**** Information given

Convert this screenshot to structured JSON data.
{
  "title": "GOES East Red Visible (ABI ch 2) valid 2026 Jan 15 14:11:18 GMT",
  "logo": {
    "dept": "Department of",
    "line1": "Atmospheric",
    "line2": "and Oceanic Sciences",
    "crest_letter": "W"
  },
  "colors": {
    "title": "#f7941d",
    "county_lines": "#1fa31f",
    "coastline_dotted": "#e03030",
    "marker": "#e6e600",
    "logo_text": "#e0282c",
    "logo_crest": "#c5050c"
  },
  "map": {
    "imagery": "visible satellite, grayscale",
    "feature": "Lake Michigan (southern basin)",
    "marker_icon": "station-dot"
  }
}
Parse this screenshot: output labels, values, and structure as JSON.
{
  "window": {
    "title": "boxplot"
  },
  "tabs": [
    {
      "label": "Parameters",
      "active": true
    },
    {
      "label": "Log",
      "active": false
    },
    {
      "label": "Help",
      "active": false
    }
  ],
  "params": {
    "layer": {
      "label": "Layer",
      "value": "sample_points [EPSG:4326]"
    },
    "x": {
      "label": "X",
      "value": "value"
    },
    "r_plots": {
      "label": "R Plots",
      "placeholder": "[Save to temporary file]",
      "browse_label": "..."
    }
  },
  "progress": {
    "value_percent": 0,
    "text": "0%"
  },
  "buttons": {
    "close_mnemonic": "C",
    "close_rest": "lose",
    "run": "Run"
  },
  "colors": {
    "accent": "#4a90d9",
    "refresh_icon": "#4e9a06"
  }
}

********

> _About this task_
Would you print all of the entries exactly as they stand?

> _Result of this task_
Convert this screenshot to structured JSON data.
{
  "title": "GOES East Red Visible (ABI ch 2) valid 2026 Jan 15 14:11:18 GMT",
  "logo": {
    "dept": "Department of",
    "line1": "Atmospheric",
    "line2": "and Oceanic Sciences",
    "crest_letter": "W"
  },
  "colors": {
    "title": "#f7941d",
    "county_lines": "#1fa31f",
    "coastline_dotted": "#e03030",
    "marker": "#e6e600",
    "logo_text": "#e0282c",
    "logo_crest": "#c5050c"
  },
  "map": {
    "imagery": "visible satellite, grayscale",
    "feature": "Lake Michigan (southern basin)",
    "marker_icon": "station-dot"
  }
}
Parse this screenshot: output labels, values, and structure as JSON.
{
  "window": {
    "title": "boxplot"
  },
  "tabs": [
    {
      "label": "Parameters",
      "active": true
    },
    {
      "label": "Log",
      "active": false
    },
    {
      "label": "Help",
      "active": false
    }
  ],
  "params": {
    "layer": {
      "label": "Layer",
      "value": "sample_points [EPSG:4326]"
    },
    "x": {
      "label": "X",
      "value": "value"
    },
    "r_plots": {
      "label": "R Plots",
      "placeholder": "[Save to temporary file]",
      "browse_label": "..."
    }
  },
  "progress": {
    "value_percent": 0,
    "text": "0%"
  },
  "buttons": {
    "close_mnemonic": "C",
    "close_rest": "lose",
    "run": "Run"
  },
  "colors": {
    "accent": "#4a90d9",
    "refresh_icon": "#4e9a06"
  }
}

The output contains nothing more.